I really wanted to do a 4Seasons because of the music of Vivaldi and also Max Richter, I find it really beautiful. So I put forward the idea with the other choreographers, would they be interested in using the themes of Four Seasons for their work. Kristina has approached it more from a sense of climate change. Dominic, initially, was talking about the differences in the seasons in Hong Kong and then in Australia. And now his work’s shifted a little bit into relationships through this. It’s quite moving in terms of what he’s created. My work is about the seasons –the seasons of a life, the life of a couple, the storms of summer, the ageing and wisdom of winter, the eternal youth of spring. I think it will be a beautiful evening, it will all kind of push the idea around in different ways.
Stylistically are all three very different?
I think so. Each of the choreographers has their distinct language and then of course we’re responding to the dancers. Dominic is responding to my dancers, and he’s saying most of his choreographic work has been on the CCDC dancers who he knows so well. This is one of the first times he’s worked with an outside group and he’s found it so inspiring and has really worked on the bodies in front of him. The dancers here have had input into the creation of the movement, which I think is really good and he’s found extremely satisfying.
This year is your tenth with Expressions?
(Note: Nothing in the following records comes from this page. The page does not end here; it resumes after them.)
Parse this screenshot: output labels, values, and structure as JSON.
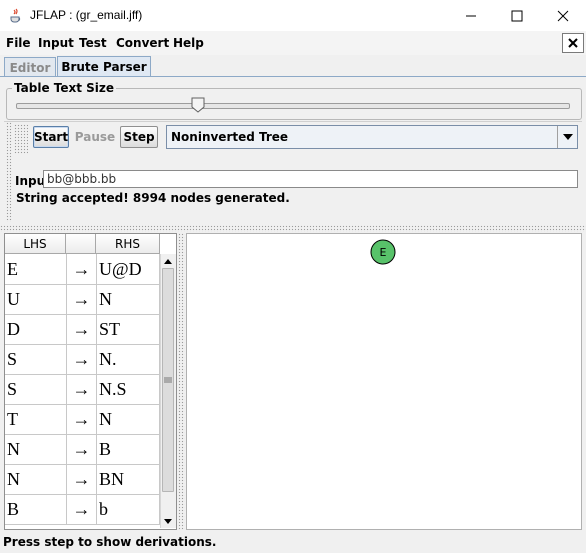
{
  "window": {
    "title": "JFLAP : (gr_email.jff)",
    "minimize_icon": "minimize-icon",
    "maximize_icon": "maximize-icon",
    "close_icon": "close-icon"
  },
  "menu": {
    "items": [
      "File",
      "Input",
      "Test",
      "Convert",
      "Help"
    ],
    "close_label": "✕"
  },
  "tabs": [
    {
      "label": "Editor",
      "active": false
    },
    {
      "label": "Brute Parser",
      "active": true
    }
  ],
  "table_text_size": {
    "label": "Table Text Size",
    "slider_value": 0.33
  },
  "toolbar": {
    "start_label": "Start",
    "pause_label": "Pause",
    "step_label": "Step",
    "combo_value": "Noninverted Tree"
  },
  "input": {
    "label": "Input",
    "value": "bb@bbb.bb"
  },
  "status_message": "String accepted!  8994 nodes generated.",
  "grammar_table": {
    "headers": [
      "LHS",
      "",
      "RHS"
    ],
    "rows": [
      {
        "lhs": "E",
        "arrow": "→",
        "rhs": "U@D"
      },
      {
        "lhs": "U",
        "arrow": "→",
        "rhs": "N"
      },
      {
        "lhs": "D",
        "arrow": "→",
        "rhs": "ST"
      },
      {
        "lhs": "S",
        "arrow": "→",
        "rhs": "N."
      },
      {
        "lhs": "S",
        "arrow": "→",
        "rhs": "N.S"
      },
      {
        "lhs": "T",
        "arrow": "→",
        "rhs": "N"
      },
      {
        "lhs": "N",
        "arrow": "→",
        "rhs": "B"
      },
      {
        "lhs": "N",
        "arrow": "→",
        "rhs": "BN"
      },
      {
        "lhs": "B",
        "arrow": "→",
        "rhs": "b"
      }
    ]
  },
  "tree": {
    "root_label": "E",
    "node_color": "#58c26a"
  },
  "statusbar": {
    "text": "Press step to show derivations."
  }
}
Yes, this is my tenth year, can you believe it? I look back, I’ve been associated with this company really since I was 18 so I go back a lot longer than that. But yes, my tenth year as artistic director which I think is a milestone. My youngest son was not even quite walking when I started, and now he’s in grade five.
How have you found it watching the company develop over that time?
It’s been extremely satisfying. I think we’ve had some beautiful initiatives happening, and the success of the signature works and the relationship with QPAC, all of these things have been built and are working successfully, so I’m very proud of it. And most of all I’m proud of the connection I’ve had with all the dancers that I’ve worked with during this time. Some of them are still here with me, we’ve been through a lot together and I just feel blessed to have worked so closely with such incredible artists.
4Seasons plays at The Playhouse Theatre, QPAC, June 14 – 22